International pressure on tax haven Switzerland to amend its ways is showing no signs of relenting despite Swiss efforts to resolve the long-standing row.
The latest moves by Germany, France, the United States, the G20 group of powerful nations and the European Union demonstrate that the renegotiation of tax treaties will not make the issue go away.
Swiss banks have vowed to end their practice of providing safe haven to undeclared assets while the government has signed dozens of new treaties, including two ground breaking deals with Germany and Britain.
Switzerland’s goal is to shut the vaults of new tax evaders and to ensure that backdated taxes are paid back on long standing assets, while at the same time preserving the anonymity of clients and protecting the tattered remains of banking secrecy.
The deals with Germany and Britain - known as the Rubik system – promised to do just that, but recent German media reports suggested that the treaty would not pass through parliament without significant revisions.
Der Spiegel news magazine reported last week that German Finance Minister Wolfgang Schäuble wants to renegotiate the landmark treaty that was signed by both parties in September.
Many German parliamentarians will reportedly refuse to rubber stamp the deal because it contains a clause that restricts enhanced Swiss administrative cooperation to 500 cases a year.
Such queries, designed to check that the deal is being implemented properly, can only apply to assets deposited after the agreement comes into force and must include the client’s name and a justifiable suspicion of irregularity.
Opposition to the treaty was voiced in September by former German finance minister Peer Steinbrück, who told the media: “It would be better not to have a new double taxation agreement with Switzerland than to have this bill.”
The German authorities have not confirmed Schäuble’s intention to seek greater administrative cooperation while Switzerland has insisted it would not enter into negotiations to revise the treaty.
If the treaty does fail to pass the hurdle of Germany’s government, it would undoubtedly please the European Union. Swiss Finance Minister Eveline Widmer-Schlumpf was forced to mount a defence of the treaty in Brussels earlier this month.
French President Nicolas Sarkozy went one step further by branding Switzerland a tax haven as he rounded off a meeting of the G20 in Cannes two weeks ago. Sarkozy included Switzerland on a list of 11 countries that he said would be published at future G20 summits to name and shame uncooperative tax states.
The unrelenting pressure from the US has also forced Switzerland to amend the 1996 tax treaty to protect banking clients from surprise attack from the Internal Revenue Service (IRS).
The tax treaty had made provision for assistance being given to the US where a client was named and evidence of an offence was provided, but did not foresee the IRS demanding data on batches of unnamed banking clients.
Following the handover of data on 4,450 UBS clients, the US has now turned the heat on Credit Suisse, demanding the same type of information despite not knowing the identities of the suspects.
Under the microscope

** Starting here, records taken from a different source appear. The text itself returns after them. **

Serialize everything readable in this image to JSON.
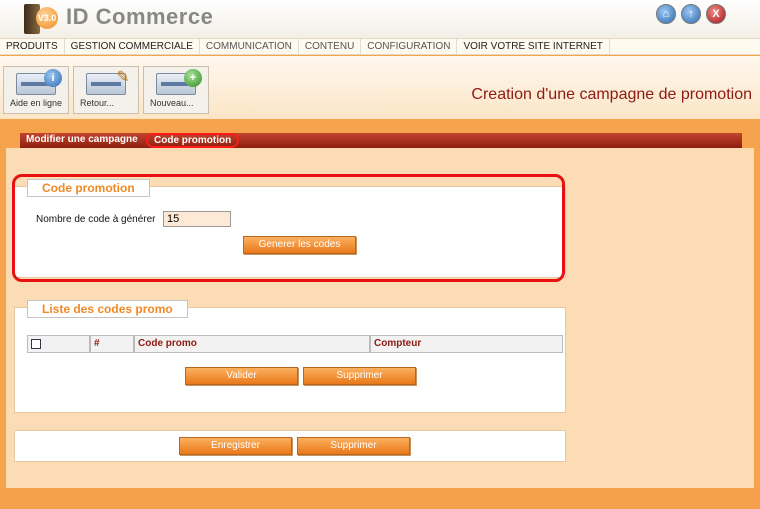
{
  "header": {
    "badge": "V3.0",
    "title": "ID Commerce",
    "icons": [
      "home-icon",
      "up-arrow-icon",
      "close-icon"
    ]
  },
  "menu": {
    "items": [
      "PRODUITS",
      "GESTION COMMERCIALE",
      "COMMUNICATION",
      "CONTENU",
      "CONFIGURATION",
      "VOIR VOTRE SITE INTERNET"
    ]
  },
  "toolbar": {
    "buttons": [
      {
        "label": "Aide en ligne",
        "icon": "info-icon"
      },
      {
        "label": "Retour...",
        "icon": "edit-pen-icon"
      },
      {
        "label": "Nouveau...",
        "icon": "add-plus-icon"
      }
    ],
    "page_title": "Creation d'une campagne de promotion"
  },
  "tabs": [
    {
      "label": "Modifier une campagne",
      "active": false
    },
    {
      "label": "Code promotion",
      "active": true
    }
  ],
  "code_section": {
    "legend": "Code promotion",
    "count_label": "Nombre de code à générer",
    "count_value": "15",
    "generate_button": "Generer les codes"
  },
  "list_section": {
    "legend": "Liste des codes promo",
    "columns": [
      "#",
      "Code promo",
      "Compteur"
    ],
    "validate_button": "Valider",
    "delete_button": "Supprimer"
  },
  "actions": {
    "save_button": "Enregistrer",
    "delete_button": "Supprimer"
  },
  "colors": {
    "accent": "#f08a24",
    "title_red": "#8e1a12",
    "background": "#f6a34e",
    "highlight": "#e81010"
  }
}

Credit Suisse has complied and taken it upon itself to inform clients they were the potential target of a tax investigation.
On Wednesday, the Swiss government tweaked the tax treaty to make it mandatory to tip off US based clients of the likelihood of such action.
The amendment added a layer of protection for Swiss banking clients while at the same time shoring up the banks against potential litigation from angry clients.
Some ten other Swiss banks are reported to be in the IRS’s sights and could conceivably be facing the same demands in the near future.
Banking secrecy was enshrined in Swiss law in 1934.
France and Germany launched an attack on Switzerland in October 2008 for allegedly helping foreign tax evaders hide their assets.
The country has been under continuous attack over the issue ever since.
The OECD placed Switzerland on a “grey list” of uncooperative tax havens in April 2009. The Swiss were removed in September after renegotiating more than 12 double taxation treaties, but they have refused to automatically transfer information to tax investigators without proof of wrong-doing.
Several countries, including Italy, France, Britain and the US, launched tax amnesties in 2009 in an effort to repatriate assets from tax cheats.
The most damaging tax evasion case involved the activities of UBS bank in the US. In February 2009, UBS was fined $780 million after admitting helping US citizens dodge taxes. It also handed over data of 285 account holders.
In September 2010, the Swiss government agreed to transfer the details of 4,450 UBS clients to the US – in effect violating Swiss banking secrecy to prevent a ruinous court case for UBS.
In June 2011, the global forum on transparency and exchange of information for tax purposes gave Switzerland relatively good marks in its peer review of the country, but indicated there is still some work to be done.
Switzerland agreed to withholding tax deals with Germany in August and Britain in October that preserve banking secrecy. Greece is due to begin negotiations for a similar deal.
But the EU has voiced concern about the validity of such deals while French President Nicolas Sarkozy referred to Switzerland as a tax haven earlier this month.